Data records for software interfaces:
######

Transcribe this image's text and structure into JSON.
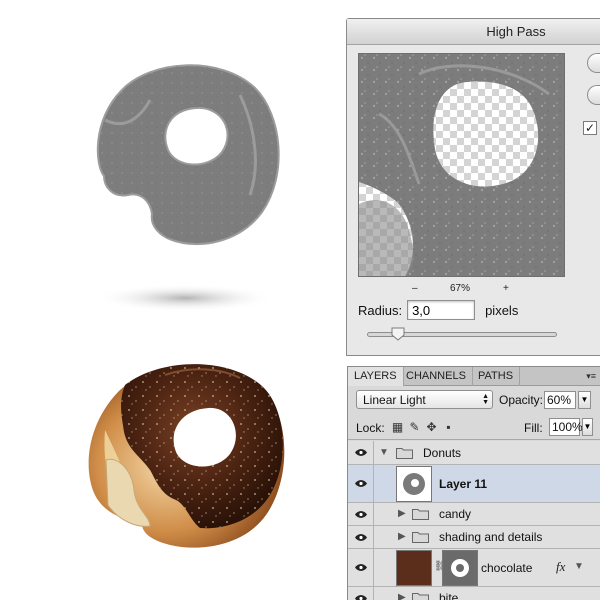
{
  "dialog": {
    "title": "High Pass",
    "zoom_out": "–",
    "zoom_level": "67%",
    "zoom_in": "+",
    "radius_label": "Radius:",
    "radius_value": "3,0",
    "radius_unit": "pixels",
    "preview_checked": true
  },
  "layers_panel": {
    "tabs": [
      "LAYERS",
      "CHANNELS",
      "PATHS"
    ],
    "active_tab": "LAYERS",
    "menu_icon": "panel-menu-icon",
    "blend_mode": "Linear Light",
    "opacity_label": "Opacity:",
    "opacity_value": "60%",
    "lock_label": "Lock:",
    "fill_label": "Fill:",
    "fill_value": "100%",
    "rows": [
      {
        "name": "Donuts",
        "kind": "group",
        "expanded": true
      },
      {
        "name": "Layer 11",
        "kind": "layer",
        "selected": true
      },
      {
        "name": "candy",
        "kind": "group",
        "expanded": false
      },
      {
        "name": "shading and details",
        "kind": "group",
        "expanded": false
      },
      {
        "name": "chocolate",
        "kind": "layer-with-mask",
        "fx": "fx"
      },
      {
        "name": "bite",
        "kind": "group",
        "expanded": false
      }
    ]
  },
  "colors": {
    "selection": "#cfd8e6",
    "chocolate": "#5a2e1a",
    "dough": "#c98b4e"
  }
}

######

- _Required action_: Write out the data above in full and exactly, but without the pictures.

- _Written response_:
Transcribe this image's text and structure into JSON.
{
  "dialog": {
    "title": "High Pass",
    "zoom_out": "–",
    "zoom_level": "67%",
    "zoom_in": "+",
    "radius_label": "Radius:",
    "radius_value": "3,0",
    "radius_unit": "pixels",
    "preview_checked": true
  },
  "layers_panel": {
    "tabs": [
      "LAYERS",
      "CHANNELS",
      "PATHS"
    ],
    "active_tab": "LAYERS",
    "menu_icon": "panel-menu-icon",
    "blend_mode": "Linear Light",
    "opacity_label": "Opacity:",
    "opacity_value": "60%",
    "lock_label": "Lock:",
    "fill_label": "Fill:",
    "fill_value": "100%",
    "rows": [
      {
        "name": "Donuts",
        "kind": "group",
        "expanded": true
      },
      {
        "name": "Layer 11",
        "kind": "layer",
        "selected": true
      },
      {
        "name": "candy",
        "kind": "group",
        "expanded": false
      },
      {
        "name": "shading and details",
        "kind": "group",
        "expanded": false
      },
      {
        "name": "chocolate",
        "kind": "layer-with-mask",
        "fx": "fx"
      },
      {
        "name": "bite",
        "kind": "group",
        "expanded": false
      }
    ]
  },
  "colors": {
    "selection": "#cfd8e6",
    "chocolate": "#5a2e1a",
    "dough": "#c98b4e"
  }
}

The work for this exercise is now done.